Whichever type or size of vinyl cutter machine you are looking for we can advise and consult with you over the best choice for your business. We offer vinyl cutters/plotters from Graphtec, Mimaki and Summa. All of which offer their own individual benefits and USP's. Need a printer as well as a cutter? Have a look at our article entitled 'Print And Cut All-In-One Or Separate Machines? Your Q's Answered' for our advice.
First you will need to create your artwork. Text can be created directly on vinyl cutting software or alternatively you can create shapes and text and prepare vector art within graphics programs such as Corel Draw or Adobe Illustrator. If you have created your artwork in a separate graphics program you will then need to import your artwork in your vinyl cutting software. These programs will help you layout your artwork in the most economical way so that you only use as much vinyl as you need to. They will create weeding lines and create a weeding frame/box amongst other things and then finally allow you to send your artwork to your vinyl cutter/plotter. You will need to connect up your vinyl cutter to your computer, this is usually done with a USB port. Be aware that some drivers may need to be installed. In general the sign making industry leans to PC’s over Macs. Graphtec offer a Mac compatible signmaking software with their Vinyl Cutters (called Graphtec Studio) but in all other instances, you would need to consider driving your cutter/plotter via Adobe Illustrator or CorelDRAW.
Next you will need to load in your vinyl. The vinyl is usually roll fed from the back of the cutter to the front and the roll sits behind the machine. Move the vinyl under the pinch rollers and once it is correctly in place release the rollers to keep the vinyl in place. The next thing you have to think about is the blade you will use to cut the vinyl. Blades generally come in 20 and 60 degree angles. As a rule, the higher the angle, the sharper the blade. You will need to set up the correct blade pressure or force to ensure a good cut. This will depend on the thickness of the vinyl material you are using. Do a test cut! Create a small shape or bit of text and position the cut on an area of vinyl that you would not use anyway. If you find the blade has not totally cut through then you adjust as required. After you have cut your test, you will need to weed it. Experimenting in this way will allow you to find the perfect pressure/force for this particular type of vinyl.
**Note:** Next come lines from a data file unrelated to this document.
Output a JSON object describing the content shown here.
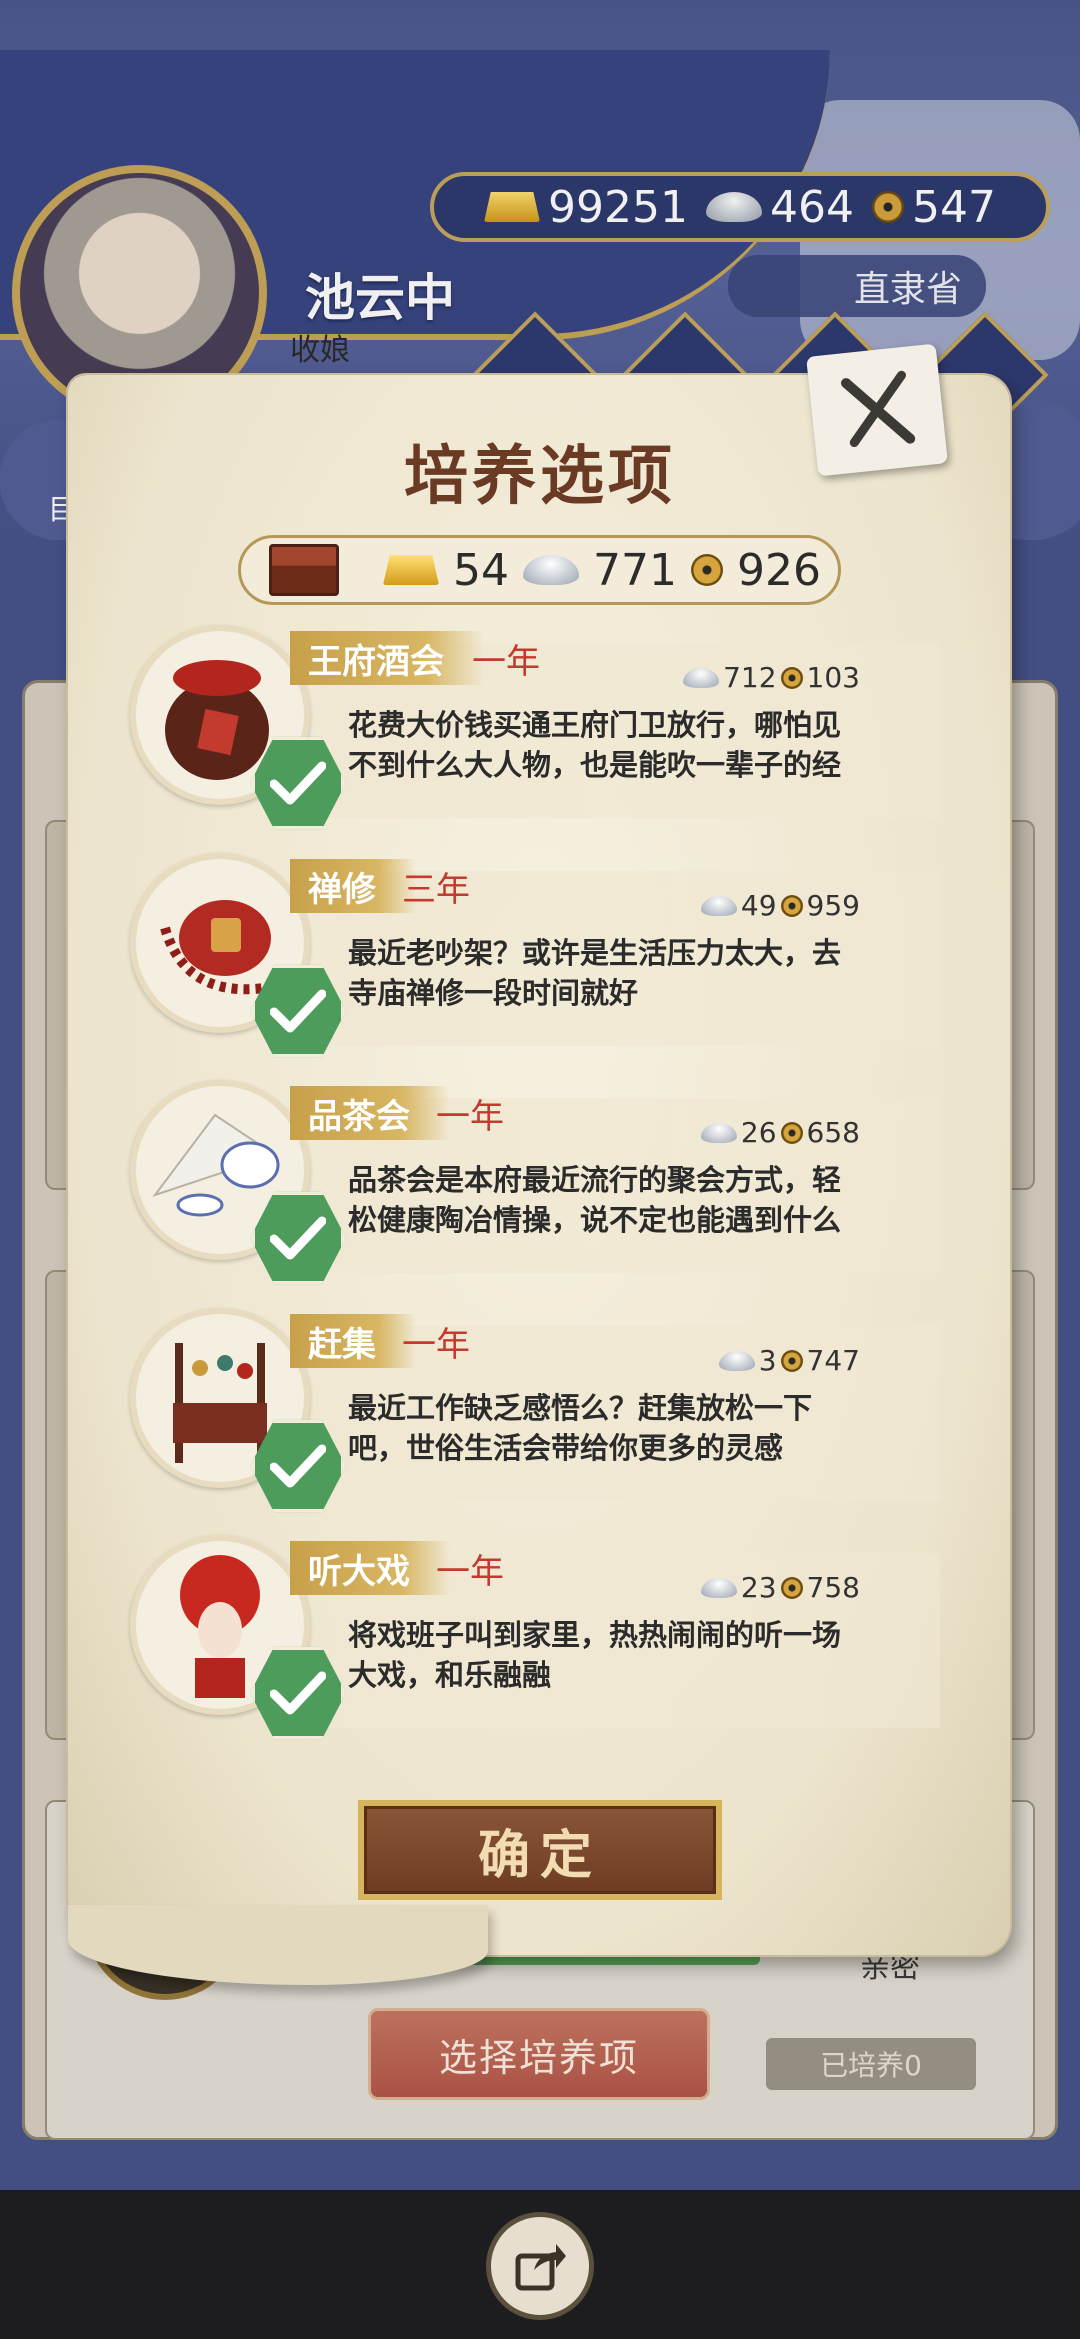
{
  "header": {
    "gold": "99251",
    "silver": "464",
    "coin": "547",
    "character_name": "池云中",
    "character_title": "收娘",
    "province": "直隶省",
    "side_text": "目"
  },
  "background": {
    "select_button": "选择培养项",
    "trained_label": "已培养0",
    "secret_label": "亲密"
  },
  "modal": {
    "title": "培养选项",
    "resources": {
      "gold": "54",
      "silver": "771",
      "coin": "926"
    },
    "items": [
      {
        "name": "王府酒会",
        "duration": "一年",
        "silver": "712",
        "coin": "103",
        "desc": "花费大价钱买通王府门卫放行，哪怕见不到什么大人物，也是能吹一辈子的经",
        "icon": "wine-jar-icon"
      },
      {
        "name": "禅修",
        "duration": "三年",
        "silver": "49",
        "coin": "959",
        "desc": "最近老吵架？或许是生活压力太大，去寺庙禅修一段时间就好",
        "icon": "prayer-beads-icon"
      },
      {
        "name": "品茶会",
        "duration": "一年",
        "silver": "26",
        "coin": "658",
        "desc": "品茶会是本府最近流行的聚会方式，轻松健康陶冶情操，说不定也能遇到什么",
        "icon": "teapot-icon"
      },
      {
        "name": "赶集",
        "duration": "一年",
        "silver": "3",
        "coin": "747",
        "desc": "最近工作缺乏感悟么？赶集放松一下吧，世俗生活会带给你更多的灵感",
        "icon": "market-stall-icon"
      },
      {
        "name": "听大戏",
        "duration": "一年",
        "silver": "23",
        "coin": "758",
        "desc": "将戏班子叫到家里，热热闹闹的听一场大戏，和乐融融",
        "icon": "opera-mask-icon"
      }
    ],
    "confirm_label": "确定"
  }
}
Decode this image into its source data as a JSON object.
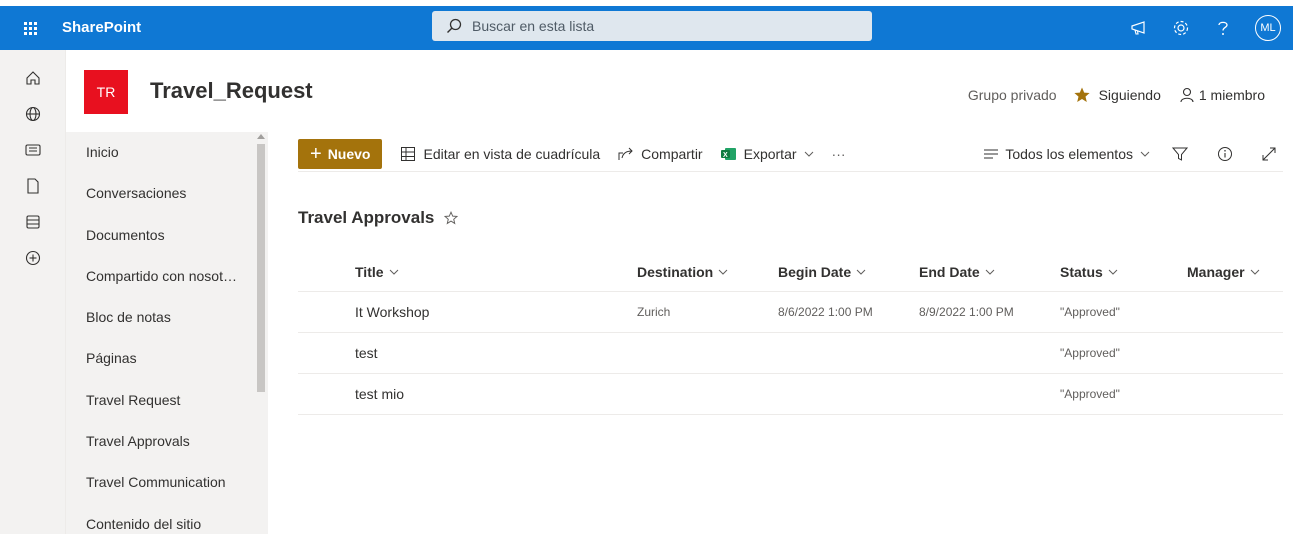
{
  "suitebar": {
    "app_name": "SharePoint",
    "search_placeholder": "Buscar en esta lista",
    "avatar_initials": "ML"
  },
  "site": {
    "logo_text": "TR",
    "logo_color": "#e8101f",
    "title": "Travel_Request",
    "privacy": "Grupo privado",
    "follow_label": "Siguiendo",
    "members_label": "1 miembro"
  },
  "nav": {
    "items": [
      "Inicio",
      "Conversaciones",
      "Documentos",
      "Compartido con nosot…",
      "Bloc de notas",
      "Páginas",
      "Travel Request",
      "Travel Approvals",
      "Travel Communication",
      "Contenido del sitio"
    ]
  },
  "commandbar": {
    "new_label": "Nuevo",
    "grid_edit_label": "Editar en vista de cuadrícula",
    "share_label": "Compartir",
    "export_label": "Exportar",
    "more_label": "···",
    "view_label": "Todos los elementos",
    "new_button_color": "#a4730c"
  },
  "list": {
    "title": "Travel Approvals",
    "columns": {
      "title": "Title",
      "destination": "Destination",
      "begin": "Begin Date",
      "end": "End Date",
      "status": "Status",
      "manager": "Manager"
    },
    "rows": [
      {
        "title": "It Workshop",
        "destination": "Zurich",
        "begin": "8/6/2022 1:00 PM",
        "end": "8/9/2022 1:00 PM",
        "status": "\"Approved\"",
        "manager": ""
      },
      {
        "title": "test",
        "destination": "",
        "begin": "",
        "end": "",
        "status": "\"Approved\"",
        "manager": ""
      },
      {
        "title": "test mio",
        "destination": "",
        "begin": "",
        "end": "",
        "status": "\"Approved\"",
        "manager": ""
      }
    ]
  },
  "colors": {
    "suitebar": "#0f78d4",
    "accent_star": "#a4730c"
  }
}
Once you are happy, you can send your artwork to the vinyl cutter. When cut, you will need to release your vinyl from the machine and use rolling scissors to trim the vinyl from the roll. Weed your vinyl next. This is the process of removing the vinyl that is not required and leaving what is. This should be quite easy if you managed to set up the force/pressure correctly. However, if you have some extremely small features in your artwork it could get a bit tricky. Larger areas will be easier.
Next you will need to apply transfer tape AKA application tape. Similar to masking tape, but with a different tack perfect for sticking to the vinyl but releasing it on the surface you are applying the vinyl to. Once the graphics are applied you will need to use a squeegee preferably with a felt sleeve to rub the transfer paper/application tape onto the vinyl for good adhesion.
Clean your target surface with rubbing alcohol to make sure there is no dirt or grease as this might affect the vinyl's ability to stick. The surface can be prepared with an application spray that will make your vinyl not instantly stick to the target area giving you some manoeuvrability. Finally, apply your graphics. Remove the application tape from the vinyl’s release liner and use a squeegee to remove any air bubbles. If you have used application liquid allow the graphics to dry before doing this.